Infill housing - the addition of new housing units to existing neighbourhoods - is an important part of the City's overall strategy to combat the impacts of urban sprawl. Focusing growth in areas with existing infrastructure such as roads, schools, parks and transit makes it possible to build resilient neighbourhoods with access to daily services and a wider variety of housing options.
Efficiently using our infrastructure by adding new housing to our central neighbourhoods is vital to the long-term health of our community, but only if we do it right. We're working to ensure that infill housing is high-quality and designed to complement surrounding neighbourhoods.
Building on the success of the 2016 Infill Challenge, the City of Kelowna presented its second open design competition for infill development. The Infill Design Challenge (IDC) 2.0 set out to generate innovative new ideas for infill housing that works to enhance affordability, diversity, resiliency, inclusivity, and livability in Kelowna’s housing system. Visit the competition page for more info.

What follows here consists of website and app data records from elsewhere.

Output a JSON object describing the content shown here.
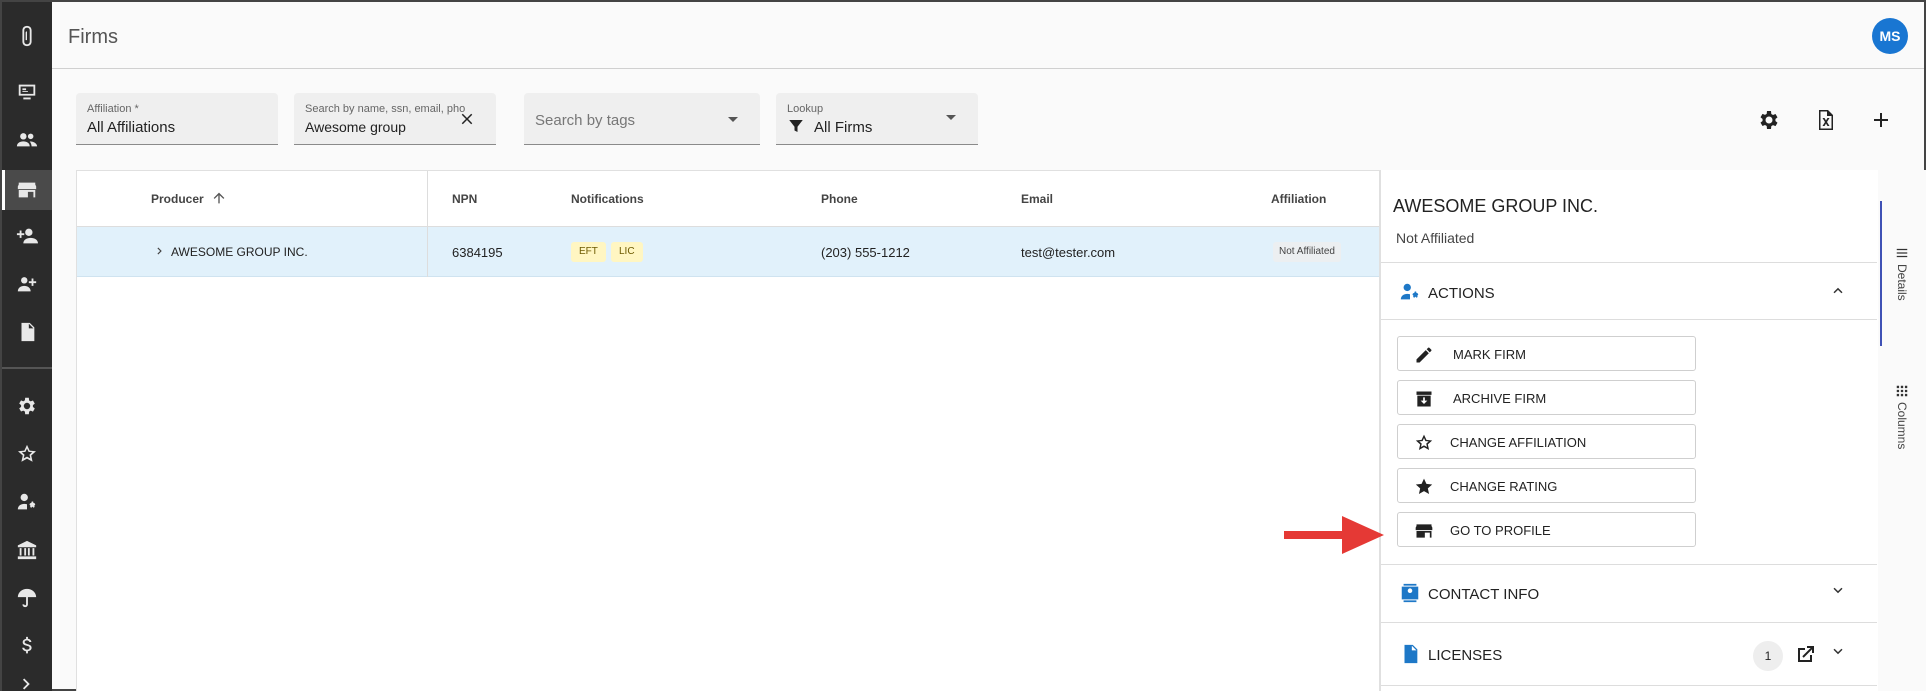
{
  "header": {
    "title": "Firms",
    "avatar_initials": "MS"
  },
  "filters": {
    "affiliation": {
      "label": "Affiliation *",
      "value": "All Affiliations"
    },
    "search": {
      "label": "Search by name, ssn, email, pho...",
      "value": "Awesome group"
    },
    "tags": {
      "placeholder": "Search by tags"
    },
    "lookup": {
      "label": "Lookup",
      "value": "All Firms"
    }
  },
  "grid": {
    "columns": [
      "Producer",
      "NPN",
      "Notifications",
      "Phone",
      "Email",
      "Affiliation"
    ],
    "rows": [
      {
        "producer": "AWESOME GROUP INC.",
        "npn": "6384195",
        "notifications": [
          "EFT",
          "LIC"
        ],
        "phone": "(203) 555-1212",
        "email": "test@tester.com",
        "affiliation": "Not Affiliated"
      }
    ]
  },
  "panel": {
    "title": "AWESOME GROUP INC.",
    "subtitle": "Not Affiliated",
    "actions_title": "ACTIONS",
    "actions": [
      "MARK FIRM",
      "ARCHIVE FIRM",
      "CHANGE AFFILIATION",
      "CHANGE RATING",
      "GO TO PROFILE"
    ],
    "contact_title": "CONTACT INFO",
    "licenses_title": "LICENSES",
    "licenses_count": "1"
  },
  "side_tabs": {
    "details": "Details",
    "columns": "Columns"
  },
  "colors": {
    "accent": "#1976d2",
    "row_selected": "#e1f1fb",
    "arrow": "#e53935"
  }
}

The Infill Challenge was developed as an innovative competition to identify new designs for infill housing in parts of Kelowna’s urban core. Winning projects were intended to act as catalysts, inspiring greater achievement in infill housing design and strengthening community and developer support along the way. Entries were vetted against criteria established by a broad cross-section of the community.
The result of the 2016 Infill Challenge was the creation of a unique 4 dwelling housing zone called RU7 (under Zoning Bylaw No. 8000). Under our new Zoning Bylaw No. 12375, the RU7 zone has been replaced with the MF1 - Infill Housing Zone.
If your property has a future land use of C-NHD - Core Area Neighbourhood or S-MU - Suburban-Multi, it may be possible for you to rezone to MF1 - Infill Housing. See our Development Overview Process page for how to rezone your property. If you aren't sure what your future land use is, check out our map viewer.
All properties that were previously zoned RU7 (Zoning Bylaw No. 8000) will be automatically rezoned to MF1 under Zoning Bylaw No. 12375 to permit the same or greater number of units.
If your property is already zoned under MF1 and you wish to develop a project, you need to have a apply for two permits:
1. Development permit– evaluates the form and character of a development proposal, including landscaping. The development permit review process is rigorous and aims to ensure that every proposed development contributes positively to the surrounding neighbourhood and aligns with Chapter 18: Design Guidelines in the 2040 OCP.
2. Building permit – ensures compliance with the BC Building Code.
Communicating with your neighbours about your development proposal is strongly encouraged. Reactions to new development can range from curiosity to concern, and we suggest keeping in contact with your neighbours throughout the planning and development process. Having neighbourhood support helps infill development contribute to stronger, more diverse neighbourhoods.
Before moving forward with a MF1 development proposal, you should be aware of several important considerations:
- Design standards: urban development proposals are reviewed carefully to ensure they meet the OCP Chapter 18 Design Guidelines.
- Development cost charges (DCCs): DCCs must be paid for each new residential unit developed on your parcel. DCCs are paid at the building permit stage and can cost between $20,000 to $50,000 per unit.
- Frontage improvements & services: you may be required to pay a deposit to cover the cost of upgrading the road in front of your property including improvements to the curb, sidewalk, boulevard and street lighting. You may also be required to upgrade services such as water and sewer lines. These fees are paid at the building permit stage. An estimate on these fees may be available if you contact our Planning Department at email@example.com.
- Tenure: it’s important to determine how you want to develop your lot, including if you want to stratify and sell the units or rent them out. The form of tenure you choose can have an impact on the costs listed above. It is much simpler to stratify the units at the time of construction than after you have occupancy.
- Building permit fees: these fees are calculated based on the estimated value of construction. A home protection warranty is required.